Each line below must be reproduced exactly.

### Dataset items
......

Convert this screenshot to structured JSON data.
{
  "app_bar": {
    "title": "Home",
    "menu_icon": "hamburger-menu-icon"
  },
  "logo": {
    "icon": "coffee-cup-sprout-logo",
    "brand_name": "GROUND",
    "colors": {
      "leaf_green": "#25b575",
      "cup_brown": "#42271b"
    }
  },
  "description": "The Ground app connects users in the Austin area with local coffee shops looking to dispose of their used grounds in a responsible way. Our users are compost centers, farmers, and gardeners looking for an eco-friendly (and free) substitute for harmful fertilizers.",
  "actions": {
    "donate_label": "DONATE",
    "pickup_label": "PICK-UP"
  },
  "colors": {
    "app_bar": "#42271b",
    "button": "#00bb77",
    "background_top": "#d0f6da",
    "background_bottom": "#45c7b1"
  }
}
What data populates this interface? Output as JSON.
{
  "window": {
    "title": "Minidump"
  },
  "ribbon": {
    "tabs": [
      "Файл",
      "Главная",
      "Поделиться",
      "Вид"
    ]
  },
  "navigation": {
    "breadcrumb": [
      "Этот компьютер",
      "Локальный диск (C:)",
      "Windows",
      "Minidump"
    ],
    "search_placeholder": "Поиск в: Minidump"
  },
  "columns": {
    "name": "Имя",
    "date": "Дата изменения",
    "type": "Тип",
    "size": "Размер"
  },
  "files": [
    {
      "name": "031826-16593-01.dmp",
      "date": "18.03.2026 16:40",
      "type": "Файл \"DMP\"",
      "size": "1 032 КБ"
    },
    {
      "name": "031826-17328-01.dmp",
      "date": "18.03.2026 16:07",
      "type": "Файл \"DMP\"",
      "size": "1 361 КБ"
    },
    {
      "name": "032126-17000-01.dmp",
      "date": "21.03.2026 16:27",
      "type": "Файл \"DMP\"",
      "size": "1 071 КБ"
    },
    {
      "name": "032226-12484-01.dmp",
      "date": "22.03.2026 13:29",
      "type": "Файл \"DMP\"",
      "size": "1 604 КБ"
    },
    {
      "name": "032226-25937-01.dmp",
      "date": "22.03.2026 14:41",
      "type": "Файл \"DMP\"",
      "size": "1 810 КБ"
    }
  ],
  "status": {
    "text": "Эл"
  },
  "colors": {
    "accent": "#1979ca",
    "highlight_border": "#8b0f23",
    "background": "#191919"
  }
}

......

### Output below
Convert this screenshot to structured JSON data.
{
  "app_bar": {
    "title": "Home",
    "menu_icon": "hamburger-menu-icon"
  },
  "logo": {
    "icon": "coffee-cup-sprout-logo",
    "brand_name": "GROUND",
    "colors": {
      "leaf_green": "#25b575",
      "cup_brown": "#42271b"
    }
  },
  "description": "The Ground app connects users in the Austin area with local coffee shops looking to dispose of their used grounds in a responsible way. Our users are compost centers, farmers, and gardeners looking for an eco-friendly (and free) substitute for harmful fertilizers.",
  "actions": {
    "donate_label": "DONATE",
    "pickup_label": "PICK-UP"
  },
  "colors": {
    "app_bar": "#42271b",
    "button": "#00bb77",
    "background_top": "#d0f6da",
    "background_bottom": "#45c7b1"
  }
}
What data populates this interface? Output as JSON.
{
  "window": {
    "title": "Minidump"
  },
  "ribbon": {
    "tabs": [
      "Файл",
      "Главная",
      "Поделиться",
      "Вид"
    ]
  },
  "navigation": {
    "breadcrumb": [
      "Этот компьютер",
      "Локальный диск (C:)",
      "Windows",
      "Minidump"
    ],
    "search_placeholder": "Поиск в: Minidump"
  },
  "columns": {
    "name": "Имя",
    "date": "Дата изменения",
    "type": "Тип",
    "size": "Размер"
  },
  "files": [
    {
      "name": "031826-16593-01.dmp",
      "date": "18.03.2026 16:40",
      "type": "Файл \"DMP\"",
      "size": "1 032 КБ"
    },
    {
      "name": "031826-17328-01.dmp",
      "date": "18.03.2026 16:07",
      "type": "Файл \"DMP\"",
      "size": "1 361 КБ"
    },
    {
      "name": "032126-17000-01.dmp",
      "date": "21.03.2026 16:27",
      "type": "Файл \"DMP\"",
      "size": "1 071 КБ"
    },
    {
      "name": "032226-12484-01.dmp",
      "date": "22.03.2026 13:29",
      "type": "Файл \"DMP\"",
      "size": "1 604 КБ"
    },
    {
      "name": "032226-25937-01.dmp",
      "date": "22.03.2026 14:41",
      "type": "Файл \"DMP\"",
      "size": "1 810 КБ"
    }
  ],
  "status": {
    "text": "Эл"
  },
  "colors": {
    "accent": "#1979ca",
    "highlight_border": "#8b0f23",
    "background": "#191919"
  }
}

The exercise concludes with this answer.